this is the first straight love song i’ve written in a long while. i usually steer clear, but i just finished a wonderful book called “brooklyn” by the irish novelist colm toibin, and it apparently left me with a romantic longing that i needed to work out. monday songs to the rescue.
the song fills in a point of view that was not fleshed out in the book, the boyfriend who was left behind, stricken with worry that his love would never return. thus the song.
the book is a work of art, with an economy of language and a psychological acuity worthy of shakespeare. at no time does the reader know what will happen on the next page, and when the whole plays out, a plotted structure is revealed that is subtle and deep. i was really moved and inspired by it. again, thus the song.
have to thank my mom for the recommendation. the lady knows good writing.
as a side note: i was asked by john a few weeks back how i feel about the process of writing music on a deadline. i’ll start with the downside: it makes my weekends a bit cramped, and with two kids running around full of life and inspiration, it can be a a drag at times to keep to my schedule.

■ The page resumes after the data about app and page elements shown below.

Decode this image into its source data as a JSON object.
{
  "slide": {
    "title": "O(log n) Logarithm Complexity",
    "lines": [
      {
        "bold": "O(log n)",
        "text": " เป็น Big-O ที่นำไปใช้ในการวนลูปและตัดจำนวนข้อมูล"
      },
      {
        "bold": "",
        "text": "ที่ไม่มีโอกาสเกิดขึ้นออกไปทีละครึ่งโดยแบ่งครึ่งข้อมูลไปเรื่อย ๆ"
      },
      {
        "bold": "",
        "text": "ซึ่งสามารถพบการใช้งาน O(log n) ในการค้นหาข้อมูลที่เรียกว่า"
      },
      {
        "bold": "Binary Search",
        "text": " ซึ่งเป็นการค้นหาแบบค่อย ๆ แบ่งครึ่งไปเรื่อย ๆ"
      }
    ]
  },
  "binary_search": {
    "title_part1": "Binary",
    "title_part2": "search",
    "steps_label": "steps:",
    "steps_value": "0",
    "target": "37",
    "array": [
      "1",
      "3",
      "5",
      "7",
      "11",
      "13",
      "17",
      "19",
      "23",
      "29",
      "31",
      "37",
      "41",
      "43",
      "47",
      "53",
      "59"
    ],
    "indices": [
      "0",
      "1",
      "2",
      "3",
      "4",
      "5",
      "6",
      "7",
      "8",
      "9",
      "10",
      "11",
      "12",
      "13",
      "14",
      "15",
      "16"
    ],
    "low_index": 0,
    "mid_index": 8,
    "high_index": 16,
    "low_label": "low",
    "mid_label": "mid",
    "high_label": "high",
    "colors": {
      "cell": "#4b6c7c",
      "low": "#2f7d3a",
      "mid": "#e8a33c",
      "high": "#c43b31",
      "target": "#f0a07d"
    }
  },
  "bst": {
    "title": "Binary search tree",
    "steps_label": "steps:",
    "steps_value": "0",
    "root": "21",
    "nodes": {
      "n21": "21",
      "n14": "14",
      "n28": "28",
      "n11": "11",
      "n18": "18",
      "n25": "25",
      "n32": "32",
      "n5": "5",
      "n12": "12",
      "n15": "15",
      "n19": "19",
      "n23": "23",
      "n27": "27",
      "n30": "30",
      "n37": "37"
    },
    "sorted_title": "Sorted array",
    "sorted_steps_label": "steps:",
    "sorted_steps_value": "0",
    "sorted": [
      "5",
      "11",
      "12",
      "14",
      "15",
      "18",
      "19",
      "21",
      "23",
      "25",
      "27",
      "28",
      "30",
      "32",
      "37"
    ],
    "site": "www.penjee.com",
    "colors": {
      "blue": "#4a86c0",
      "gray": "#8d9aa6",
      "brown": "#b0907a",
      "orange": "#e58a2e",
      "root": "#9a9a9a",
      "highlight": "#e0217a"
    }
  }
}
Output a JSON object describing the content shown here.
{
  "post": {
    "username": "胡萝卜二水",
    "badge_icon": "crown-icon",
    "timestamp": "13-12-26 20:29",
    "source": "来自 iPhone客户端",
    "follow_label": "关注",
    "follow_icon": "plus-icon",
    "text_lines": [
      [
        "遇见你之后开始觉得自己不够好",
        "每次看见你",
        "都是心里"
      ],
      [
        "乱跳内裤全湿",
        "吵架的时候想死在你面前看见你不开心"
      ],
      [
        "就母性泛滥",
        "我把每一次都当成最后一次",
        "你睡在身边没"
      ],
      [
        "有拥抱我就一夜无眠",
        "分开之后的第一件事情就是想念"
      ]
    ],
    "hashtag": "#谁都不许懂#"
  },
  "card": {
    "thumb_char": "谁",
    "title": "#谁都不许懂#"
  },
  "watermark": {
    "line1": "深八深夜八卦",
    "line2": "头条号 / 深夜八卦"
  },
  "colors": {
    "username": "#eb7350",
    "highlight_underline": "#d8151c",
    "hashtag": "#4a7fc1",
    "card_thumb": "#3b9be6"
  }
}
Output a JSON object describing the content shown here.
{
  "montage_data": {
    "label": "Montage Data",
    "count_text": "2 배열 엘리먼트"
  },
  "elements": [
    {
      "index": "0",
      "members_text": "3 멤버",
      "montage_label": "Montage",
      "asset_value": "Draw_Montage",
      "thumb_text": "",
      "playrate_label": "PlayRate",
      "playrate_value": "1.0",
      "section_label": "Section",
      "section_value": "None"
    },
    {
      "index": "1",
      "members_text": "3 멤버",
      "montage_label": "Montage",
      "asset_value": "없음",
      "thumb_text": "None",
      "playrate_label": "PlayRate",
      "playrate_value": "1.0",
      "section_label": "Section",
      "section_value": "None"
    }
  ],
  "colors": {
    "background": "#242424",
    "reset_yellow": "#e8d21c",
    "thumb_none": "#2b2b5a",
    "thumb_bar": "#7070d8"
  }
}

that said, this project is the first time that i have felt that i was doing what i really wanted to do in music. i’ve always wrestled with the shoulds: i should play live, I should form a band, i should be more forceful when marketing my music. but when i really get in touch with what i actually like doing, it’s writing songs and recording them. memorizing them is painful, playing them live is usually a orgy of self-consciousness, whether i play well or not. but creating a song out of nothing, piecing together all the sections, healing a broken bridge, re-singing the ending until the cadence works, this is work that i love to do.
writing on a deadline forces me to see through projects that i’d otherwise jettison, allowing me to discover the next day, or in the last pass, that a song i didn’t like now works. the spontaneity of the process usually unveils some place that i hadn’t been before.
they’re not all works of art, but they’re all labors of love.